● DATASET RECORDS
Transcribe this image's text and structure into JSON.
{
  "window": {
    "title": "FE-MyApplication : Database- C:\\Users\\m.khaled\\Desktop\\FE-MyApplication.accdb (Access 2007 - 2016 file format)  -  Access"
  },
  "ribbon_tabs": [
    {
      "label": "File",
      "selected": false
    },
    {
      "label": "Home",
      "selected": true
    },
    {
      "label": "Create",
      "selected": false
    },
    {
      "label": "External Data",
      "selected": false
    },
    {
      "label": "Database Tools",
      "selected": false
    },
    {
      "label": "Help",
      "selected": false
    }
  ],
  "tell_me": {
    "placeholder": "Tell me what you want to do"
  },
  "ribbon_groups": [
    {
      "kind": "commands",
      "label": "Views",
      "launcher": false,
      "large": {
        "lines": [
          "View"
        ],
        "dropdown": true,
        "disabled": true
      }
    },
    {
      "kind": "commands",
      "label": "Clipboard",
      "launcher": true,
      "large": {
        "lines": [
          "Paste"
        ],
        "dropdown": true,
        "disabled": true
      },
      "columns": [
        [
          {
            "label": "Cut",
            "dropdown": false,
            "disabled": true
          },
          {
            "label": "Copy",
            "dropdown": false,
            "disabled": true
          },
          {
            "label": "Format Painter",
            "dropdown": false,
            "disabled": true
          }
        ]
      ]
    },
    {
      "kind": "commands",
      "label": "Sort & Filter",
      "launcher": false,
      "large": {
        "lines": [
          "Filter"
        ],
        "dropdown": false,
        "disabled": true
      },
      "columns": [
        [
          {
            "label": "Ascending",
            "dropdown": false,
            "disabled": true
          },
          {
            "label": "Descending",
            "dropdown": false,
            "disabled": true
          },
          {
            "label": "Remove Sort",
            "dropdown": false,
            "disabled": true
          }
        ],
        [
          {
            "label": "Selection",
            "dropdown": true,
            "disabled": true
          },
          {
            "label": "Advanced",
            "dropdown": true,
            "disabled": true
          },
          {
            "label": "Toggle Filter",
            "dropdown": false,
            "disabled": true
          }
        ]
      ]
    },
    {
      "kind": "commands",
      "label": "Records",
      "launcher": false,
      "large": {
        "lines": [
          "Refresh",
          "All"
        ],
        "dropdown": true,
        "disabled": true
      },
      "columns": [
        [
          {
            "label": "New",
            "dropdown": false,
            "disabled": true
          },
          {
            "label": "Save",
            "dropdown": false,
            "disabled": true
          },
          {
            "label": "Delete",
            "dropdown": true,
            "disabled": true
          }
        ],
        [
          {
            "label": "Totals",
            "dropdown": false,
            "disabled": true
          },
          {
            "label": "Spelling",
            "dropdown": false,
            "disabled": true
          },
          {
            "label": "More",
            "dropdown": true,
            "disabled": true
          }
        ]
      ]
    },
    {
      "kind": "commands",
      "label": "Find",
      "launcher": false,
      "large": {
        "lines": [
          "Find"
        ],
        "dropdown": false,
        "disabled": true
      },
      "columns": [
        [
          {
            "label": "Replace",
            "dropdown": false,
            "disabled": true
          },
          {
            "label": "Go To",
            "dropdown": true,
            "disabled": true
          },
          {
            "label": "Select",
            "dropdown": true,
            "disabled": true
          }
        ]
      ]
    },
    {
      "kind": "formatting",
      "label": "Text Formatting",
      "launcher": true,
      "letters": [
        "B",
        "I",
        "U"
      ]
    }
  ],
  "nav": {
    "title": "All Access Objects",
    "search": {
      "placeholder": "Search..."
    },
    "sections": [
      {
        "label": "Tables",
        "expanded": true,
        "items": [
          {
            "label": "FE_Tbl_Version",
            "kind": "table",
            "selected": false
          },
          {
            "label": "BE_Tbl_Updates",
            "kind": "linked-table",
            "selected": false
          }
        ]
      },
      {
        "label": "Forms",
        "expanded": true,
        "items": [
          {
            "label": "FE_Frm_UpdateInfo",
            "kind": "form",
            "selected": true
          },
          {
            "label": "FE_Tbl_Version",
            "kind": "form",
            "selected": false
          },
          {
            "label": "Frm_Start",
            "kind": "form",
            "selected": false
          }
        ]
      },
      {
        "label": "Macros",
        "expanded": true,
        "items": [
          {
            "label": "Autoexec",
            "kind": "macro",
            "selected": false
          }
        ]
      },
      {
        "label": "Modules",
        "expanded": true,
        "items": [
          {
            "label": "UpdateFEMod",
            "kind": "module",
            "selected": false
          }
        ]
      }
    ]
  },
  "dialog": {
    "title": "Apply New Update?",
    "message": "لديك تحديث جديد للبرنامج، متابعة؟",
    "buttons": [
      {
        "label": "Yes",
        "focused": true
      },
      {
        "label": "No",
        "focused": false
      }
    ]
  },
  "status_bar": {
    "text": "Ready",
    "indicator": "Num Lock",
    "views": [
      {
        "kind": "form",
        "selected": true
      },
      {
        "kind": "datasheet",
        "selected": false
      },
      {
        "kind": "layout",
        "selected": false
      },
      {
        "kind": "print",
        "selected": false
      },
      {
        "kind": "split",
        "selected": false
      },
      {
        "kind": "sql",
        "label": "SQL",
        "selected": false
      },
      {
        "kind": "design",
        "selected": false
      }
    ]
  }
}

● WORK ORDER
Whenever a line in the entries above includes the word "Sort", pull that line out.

● SOLUTION FOR THIS PROBLEM
      "label": "Sort & Filter",
            "label": "Remove Sort",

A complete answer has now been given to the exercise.